Editors

Harry Cassin
Publisher and Editor

Andy Spalding
Senior Editor

Jessica Tillipman
Senior Editor

Bill Steinman
Senior Editor

Richard L. Cassin
Editor at Large

Elizabeth K. Spahn
Editor Emeritus

Cody Worthington
Contributing Editor

Julie DiMauro
Contributing Editor

Thomas Fox
Contributing Editor

Marc Alain Bohn
Contributing Editor

Bill Waite
Contributing Editor

Shruti J. Shah
Contributing Editor

Russell A. Stamets
Contributing Editor

Richard Bistrong
Contributing Editor

Eric Carlson
Contributing Editor

Report: Rich Azerbaijan oil deal points to insiders

The State Oil Company of Azerbaijan (SOCAR) signed an unusually rich production sharing agreement with a company based in the United Arab Emirates that has close ties to Azeri officials.

The deal Bahar Energy Limited (UAE) signed with SOCAR gives Bahar 80 percent of profits of the Gum-Deniz and Bahar oil fields, with the other 20 percent going to SOCAR.

In SOCAR’s five other PSCs, no private company holds more than 50 percent of shares, according to a report by the Organized Crime and Corruption Reporting Project.

Adem Aliyev, the father-in-law of SOCAR president Rovnag Abdullayev, and Fakhraddin Ismayilov, the head of SOCAR’s Oil & Gas Research and Design Institute, were early directors in the company that became Bahar Energy, the OCCRP said.

A document trail shows that Aliyev and Ismailov sold their interests in the operation in 2008 to Anar Aliyev, who’s linked “to more than 50 other questionable public-private partnerships in Azerbaijan,” the report said.

The Azeri Parliament in 2010 ratified the production-sharing agreement that gave Bahar 80 percent of the profits.

A few opposition legislators tried and failed to find out who was profiting from the Bahar deal.

The fields covered by the production sharing contract are expected to produce 4,629 barrels of oil per day, worth about $500,000 a day at current prices.

Bahar Energy shares an address in Baku with companies linked to Hafiz Mammadov’s Baghlan Group.

Mammadov bought sponsorship rights for the football club Atletico Madrid, which has “Azerbaijan: Land of Fire” on its jerseys.
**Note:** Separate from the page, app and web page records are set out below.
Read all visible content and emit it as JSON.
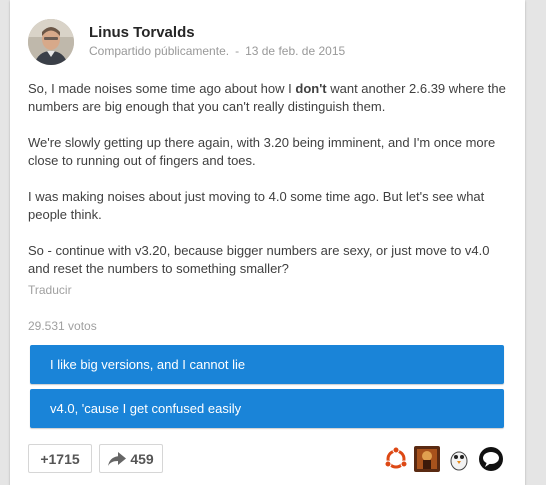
{
  "post": {
    "author": "Linus Torvalds",
    "visibility": "Compartido públicamente.",
    "separator": "-",
    "date": "13 de feb. de 2015",
    "paragraphs": [
      {
        "before": "So, I made noises some time ago about how I ",
        "bold": "don't",
        "after": " want another 2.6.39 where the numbers are big enough that you can't really distinguish them."
      },
      {
        "text": "We're slowly getting up there again, with 3.20 being imminent, and I'm once more close to running out of fingers and toes."
      },
      {
        "text": "I was making noises about just moving to 4.0 some time ago. But let's see what people think."
      },
      {
        "text": "So - continue with v3.20, because bigger numbers are sexy, or just move to v4.0 and reset the numbers to something smaller?"
      }
    ],
    "translate_label": "Traducir"
  },
  "poll": {
    "votes": "29.531 votos",
    "options": [
      {
        "label": "I like big versions, and I cannot lie"
      },
      {
        "label": "v4.0, 'cause I get confused easily"
      }
    ],
    "option_color": "#1a84d8"
  },
  "actions": {
    "plus_count": "+1715",
    "share_count": "459",
    "share_icon": "share-arrow-icon",
    "sharers": [
      "ubuntu-avatar",
      "illustration-avatar",
      "penguin-avatar",
      "speech-bubble-avatar"
    ]
  }
}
And he owns the French football club Lens.

“When the agreement with SOCAR was signed in 2010, [Mammadov’s] Baghlan Group owned one-third of Bahar Energy. The other two-thirds were split equally between Greenfields Petroleum Corporation and Rafi Oil FZE,” the OCCRP said.
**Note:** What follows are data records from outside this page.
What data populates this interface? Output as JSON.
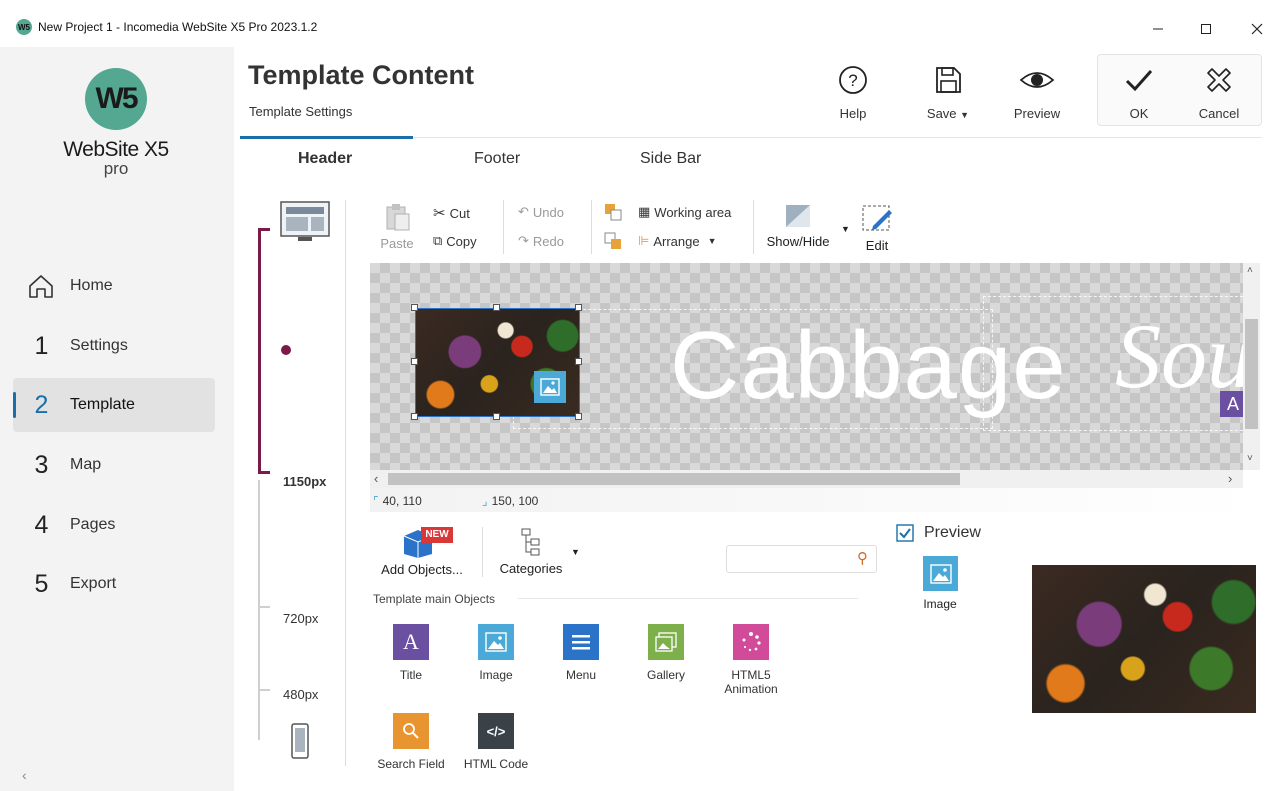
{
  "window": {
    "title": "New Project 1 - Incomedia WebSite X5 Pro 2023.1.2",
    "minimize_icon": "minimize-icon",
    "maximize_icon": "maximize-icon",
    "close_icon": "close-icon"
  },
  "brand": {
    "logo_text": "W5",
    "name": "WebSite X5",
    "edition": "pro",
    "color": "#54a790"
  },
  "nav": [
    {
      "num": "",
      "label": "Home",
      "icon": "home-icon"
    },
    {
      "num": "1",
      "label": "Settings"
    },
    {
      "num": "2",
      "label": "Template",
      "active": true
    },
    {
      "num": "3",
      "label": "Map"
    },
    {
      "num": "4",
      "label": "Pages"
    },
    {
      "num": "5",
      "label": "Export"
    }
  ],
  "header": {
    "title": "Template Content",
    "subtitle": "Template Settings",
    "help": "Help",
    "save": "Save",
    "preview": "Preview",
    "ok": "OK",
    "cancel": "Cancel"
  },
  "tabs": [
    "Header",
    "Footer",
    "Side Bar"
  ],
  "editor_toolbar": {
    "paste": "Paste",
    "cut": "Cut",
    "copy": "Copy",
    "undo": "Undo",
    "redo": "Redo",
    "working_area": "Working area",
    "arrange": "Arrange",
    "show_hide": "Show/Hide",
    "edit": "Edit"
  },
  "canvas": {
    "text_main": "Cabbage",
    "text_script": "Sou",
    "position": "40, 110",
    "size": "150, 100"
  },
  "breakpoints": {
    "desktop": "1150px",
    "tablet": "720px",
    "phone": "480px"
  },
  "objects_panel": {
    "add_objects": "Add Objects...",
    "new_badge": "NEW",
    "categories": "Categories",
    "search_placeholder": "",
    "section_title": "Template main Objects",
    "items": [
      {
        "label": "Title",
        "color": "#6b4fa0",
        "icon": "title-icon"
      },
      {
        "label": "Image",
        "color": "#4aa9d6",
        "icon": "image-icon"
      },
      {
        "label": "Menu",
        "color": "#2a73c9",
        "icon": "menu-icon"
      },
      {
        "label": "Gallery",
        "color": "#7db04a",
        "icon": "gallery-icon"
      },
      {
        "label": "HTML5 Animation",
        "color": "#d24a9a",
        "icon": "animation-icon"
      },
      {
        "label": "Search Field",
        "color": "#e89430",
        "icon": "search-icon"
      },
      {
        "label": "HTML Code",
        "color": "#3a4248",
        "icon": "code-icon"
      }
    ]
  },
  "preview_panel": {
    "checkbox_label": "Preview",
    "checked": true,
    "selected_object": "Image"
  },
  "colors": {
    "accent": "#1b6fa8",
    "breakpoint_bracket": "#7a1a4a"
  }
}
Greenfields Petroleum is a Cayman Islands company based in Houston, Texas.

Rafi Oil FZE is owned by Rafi Oil (BVI) and has connections to SOCAR officials, the report said.

“Two men were listed as Rafi Oil (BVI) company directors — SOCAR’s [research director] Ismayilov and the SOCAR president’s father-in-law, Adem Aliyev.”

The two SOCAR insiders sold all their shares in Rafi Oil FZE in 2008, two years before the Bahar Energy deal.

The Buyer of their shares was a Singapore-registered company named Union Grand Energy Pte Ltd.

Two years ago, Union Grand Energy sold Rafi Oil’s one-third share of Bahar Energy to the Baghlan Group for $150 million.
 
Union Grand’s listed owner is Anar Aliyev. A 2013 Global Witness report called “Azerbaijan Anonymous” described Aliyev as a mysterious partner with almost no known business background who is somehow involved in dozens of SOCAR joint ventures.

Global Witness said companies owned by Anar Aliyev reported profits of $375 million in deals involving the handling of Azerbaijani oil, usually through deals that didn’t involve public tenders or proper bidding.

“In just one example,” Global Witness said, “Anar Aliyev made $118 million in profit in exchange for an investment of just $5 million in Socar’s Swiss-based oil trading arm Socar Trading. The reasons for his company’s involvement have not been adequately explained.”

_____________

Richard L. Cassin is the publisher and editor of the FCPA Blog. He can be contacted here.

Share this post

LinkedIn
Facebook
Twitter

1 Comment

  1. Great post – isn't it interesting that the more things change, the more they stay the same? SOCAR, after all, was at the center of the case for which Frederic Bourke went to prison and involved the infamous Victor Kozeny, the 'Pirate of Prague.' You can't make this stuff up.

    Cheers,

    Pete


Comments are closed for this article!